Source records:
___

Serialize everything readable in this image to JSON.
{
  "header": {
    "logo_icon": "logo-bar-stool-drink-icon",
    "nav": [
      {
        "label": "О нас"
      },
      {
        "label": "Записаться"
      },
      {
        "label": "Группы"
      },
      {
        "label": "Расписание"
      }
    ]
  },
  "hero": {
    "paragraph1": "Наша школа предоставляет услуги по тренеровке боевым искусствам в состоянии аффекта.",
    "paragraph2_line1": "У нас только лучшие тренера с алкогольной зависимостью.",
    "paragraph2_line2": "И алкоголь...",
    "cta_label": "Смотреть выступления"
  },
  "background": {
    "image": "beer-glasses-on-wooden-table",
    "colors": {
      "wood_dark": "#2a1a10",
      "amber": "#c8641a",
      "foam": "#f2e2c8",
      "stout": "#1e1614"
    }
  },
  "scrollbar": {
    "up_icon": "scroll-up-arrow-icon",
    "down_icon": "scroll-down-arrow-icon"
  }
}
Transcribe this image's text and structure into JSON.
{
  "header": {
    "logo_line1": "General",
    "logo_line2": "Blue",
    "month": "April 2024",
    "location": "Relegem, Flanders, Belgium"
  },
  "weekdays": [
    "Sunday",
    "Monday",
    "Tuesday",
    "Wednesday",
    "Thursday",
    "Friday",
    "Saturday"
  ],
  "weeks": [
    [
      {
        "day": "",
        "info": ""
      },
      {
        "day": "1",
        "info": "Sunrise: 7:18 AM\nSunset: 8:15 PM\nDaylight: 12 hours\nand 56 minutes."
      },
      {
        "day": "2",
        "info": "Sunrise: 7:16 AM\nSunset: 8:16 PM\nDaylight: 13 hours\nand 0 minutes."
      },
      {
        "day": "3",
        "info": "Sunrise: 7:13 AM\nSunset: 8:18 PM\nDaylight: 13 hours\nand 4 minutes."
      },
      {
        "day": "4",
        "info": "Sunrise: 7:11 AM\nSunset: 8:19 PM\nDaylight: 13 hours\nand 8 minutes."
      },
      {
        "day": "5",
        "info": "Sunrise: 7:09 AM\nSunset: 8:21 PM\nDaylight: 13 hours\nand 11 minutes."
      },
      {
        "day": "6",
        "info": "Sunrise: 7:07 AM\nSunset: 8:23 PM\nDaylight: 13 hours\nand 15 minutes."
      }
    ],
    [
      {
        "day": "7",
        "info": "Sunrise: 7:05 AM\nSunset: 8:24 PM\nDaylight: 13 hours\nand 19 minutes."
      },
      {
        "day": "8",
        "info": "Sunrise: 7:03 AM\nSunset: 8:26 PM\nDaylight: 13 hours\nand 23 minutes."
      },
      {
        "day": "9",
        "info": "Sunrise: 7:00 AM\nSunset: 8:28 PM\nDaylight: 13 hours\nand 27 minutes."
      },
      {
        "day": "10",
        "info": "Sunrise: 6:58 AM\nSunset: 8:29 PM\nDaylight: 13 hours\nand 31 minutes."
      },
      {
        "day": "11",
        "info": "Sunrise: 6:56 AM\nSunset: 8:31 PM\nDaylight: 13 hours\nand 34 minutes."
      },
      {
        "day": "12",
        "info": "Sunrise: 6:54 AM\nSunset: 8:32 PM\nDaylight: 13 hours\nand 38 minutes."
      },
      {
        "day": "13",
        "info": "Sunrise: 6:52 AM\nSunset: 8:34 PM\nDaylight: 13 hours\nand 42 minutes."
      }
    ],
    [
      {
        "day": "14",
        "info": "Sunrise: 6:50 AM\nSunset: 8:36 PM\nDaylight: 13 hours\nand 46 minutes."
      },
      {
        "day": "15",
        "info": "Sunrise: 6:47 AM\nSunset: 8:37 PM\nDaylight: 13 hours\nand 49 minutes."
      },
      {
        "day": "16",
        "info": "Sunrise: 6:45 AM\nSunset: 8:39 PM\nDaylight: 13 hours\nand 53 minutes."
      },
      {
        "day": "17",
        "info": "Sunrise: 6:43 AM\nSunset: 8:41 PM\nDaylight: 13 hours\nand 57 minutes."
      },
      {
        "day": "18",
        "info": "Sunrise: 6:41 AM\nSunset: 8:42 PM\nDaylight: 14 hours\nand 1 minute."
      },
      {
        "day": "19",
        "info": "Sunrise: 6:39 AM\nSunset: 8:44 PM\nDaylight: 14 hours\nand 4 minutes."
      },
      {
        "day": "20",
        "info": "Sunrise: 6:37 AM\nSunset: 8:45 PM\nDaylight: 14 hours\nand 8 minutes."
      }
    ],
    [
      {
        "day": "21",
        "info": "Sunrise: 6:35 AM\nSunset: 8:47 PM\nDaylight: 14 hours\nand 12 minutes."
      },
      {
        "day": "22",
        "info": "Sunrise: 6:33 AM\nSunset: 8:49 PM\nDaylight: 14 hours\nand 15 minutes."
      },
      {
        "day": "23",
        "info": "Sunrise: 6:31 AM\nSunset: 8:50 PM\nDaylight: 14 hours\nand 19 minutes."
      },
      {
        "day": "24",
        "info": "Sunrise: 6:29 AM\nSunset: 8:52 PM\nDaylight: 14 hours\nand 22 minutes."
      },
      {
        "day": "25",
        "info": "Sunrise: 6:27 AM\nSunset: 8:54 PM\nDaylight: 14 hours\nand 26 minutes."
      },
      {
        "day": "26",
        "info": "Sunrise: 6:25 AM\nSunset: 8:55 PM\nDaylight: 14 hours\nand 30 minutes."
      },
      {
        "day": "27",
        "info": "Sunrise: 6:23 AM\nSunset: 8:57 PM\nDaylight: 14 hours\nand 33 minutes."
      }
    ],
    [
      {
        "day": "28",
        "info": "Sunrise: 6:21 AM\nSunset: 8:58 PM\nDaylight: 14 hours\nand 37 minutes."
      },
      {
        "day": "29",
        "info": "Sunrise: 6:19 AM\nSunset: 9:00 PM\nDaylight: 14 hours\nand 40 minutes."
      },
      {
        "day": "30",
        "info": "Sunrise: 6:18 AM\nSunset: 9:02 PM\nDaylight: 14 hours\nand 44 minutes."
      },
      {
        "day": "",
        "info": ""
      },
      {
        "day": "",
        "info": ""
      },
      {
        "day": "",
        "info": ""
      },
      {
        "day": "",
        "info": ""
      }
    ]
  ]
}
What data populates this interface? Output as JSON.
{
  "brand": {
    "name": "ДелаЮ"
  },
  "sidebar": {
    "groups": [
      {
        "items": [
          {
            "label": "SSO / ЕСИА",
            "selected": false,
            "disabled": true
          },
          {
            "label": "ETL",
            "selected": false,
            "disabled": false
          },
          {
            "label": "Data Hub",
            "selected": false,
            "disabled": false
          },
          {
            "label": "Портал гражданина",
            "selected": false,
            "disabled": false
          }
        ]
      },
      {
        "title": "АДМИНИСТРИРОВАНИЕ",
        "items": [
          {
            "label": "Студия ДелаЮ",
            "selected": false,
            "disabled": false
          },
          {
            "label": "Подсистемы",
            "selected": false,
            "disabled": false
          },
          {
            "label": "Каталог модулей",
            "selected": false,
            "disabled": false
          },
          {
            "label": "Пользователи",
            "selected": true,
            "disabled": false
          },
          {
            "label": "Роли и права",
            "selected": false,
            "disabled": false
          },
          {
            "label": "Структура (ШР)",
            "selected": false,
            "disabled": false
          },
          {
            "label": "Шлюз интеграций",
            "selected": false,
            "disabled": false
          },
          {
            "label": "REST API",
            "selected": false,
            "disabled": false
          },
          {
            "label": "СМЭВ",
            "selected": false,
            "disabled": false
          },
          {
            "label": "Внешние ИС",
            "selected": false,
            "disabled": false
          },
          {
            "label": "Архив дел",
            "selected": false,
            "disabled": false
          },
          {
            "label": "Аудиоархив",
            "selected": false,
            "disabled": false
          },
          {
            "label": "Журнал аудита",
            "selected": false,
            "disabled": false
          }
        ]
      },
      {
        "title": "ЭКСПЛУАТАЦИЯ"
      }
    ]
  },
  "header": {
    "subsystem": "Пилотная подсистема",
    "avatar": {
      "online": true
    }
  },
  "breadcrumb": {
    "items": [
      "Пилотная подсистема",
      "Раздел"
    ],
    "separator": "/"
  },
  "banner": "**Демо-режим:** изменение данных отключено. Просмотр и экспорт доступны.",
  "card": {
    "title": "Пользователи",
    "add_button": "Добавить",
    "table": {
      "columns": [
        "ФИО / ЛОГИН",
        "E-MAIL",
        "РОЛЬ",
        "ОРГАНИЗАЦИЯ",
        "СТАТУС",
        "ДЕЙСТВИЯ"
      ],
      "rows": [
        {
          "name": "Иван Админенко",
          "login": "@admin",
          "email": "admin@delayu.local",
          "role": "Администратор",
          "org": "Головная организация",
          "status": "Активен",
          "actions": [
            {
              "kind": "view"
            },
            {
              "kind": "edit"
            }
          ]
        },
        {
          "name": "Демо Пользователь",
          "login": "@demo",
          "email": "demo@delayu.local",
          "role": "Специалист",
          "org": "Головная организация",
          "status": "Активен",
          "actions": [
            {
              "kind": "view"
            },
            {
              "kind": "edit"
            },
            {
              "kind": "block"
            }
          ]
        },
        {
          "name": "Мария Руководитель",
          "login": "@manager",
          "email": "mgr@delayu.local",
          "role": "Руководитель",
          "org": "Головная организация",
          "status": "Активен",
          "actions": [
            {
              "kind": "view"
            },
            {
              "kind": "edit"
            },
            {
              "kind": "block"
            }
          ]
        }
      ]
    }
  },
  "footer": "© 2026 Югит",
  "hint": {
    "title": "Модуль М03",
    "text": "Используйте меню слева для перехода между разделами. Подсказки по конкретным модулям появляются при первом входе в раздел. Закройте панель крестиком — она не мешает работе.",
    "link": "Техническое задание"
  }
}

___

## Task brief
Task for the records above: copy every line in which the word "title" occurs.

## Written solution
        "title": "АДМИНИСТРИРОВАНИЕ",
        "title": "ЭКСПЛУАТАЦИЯ"
    "title": "Пользователи",
    "title": "Модуль М03",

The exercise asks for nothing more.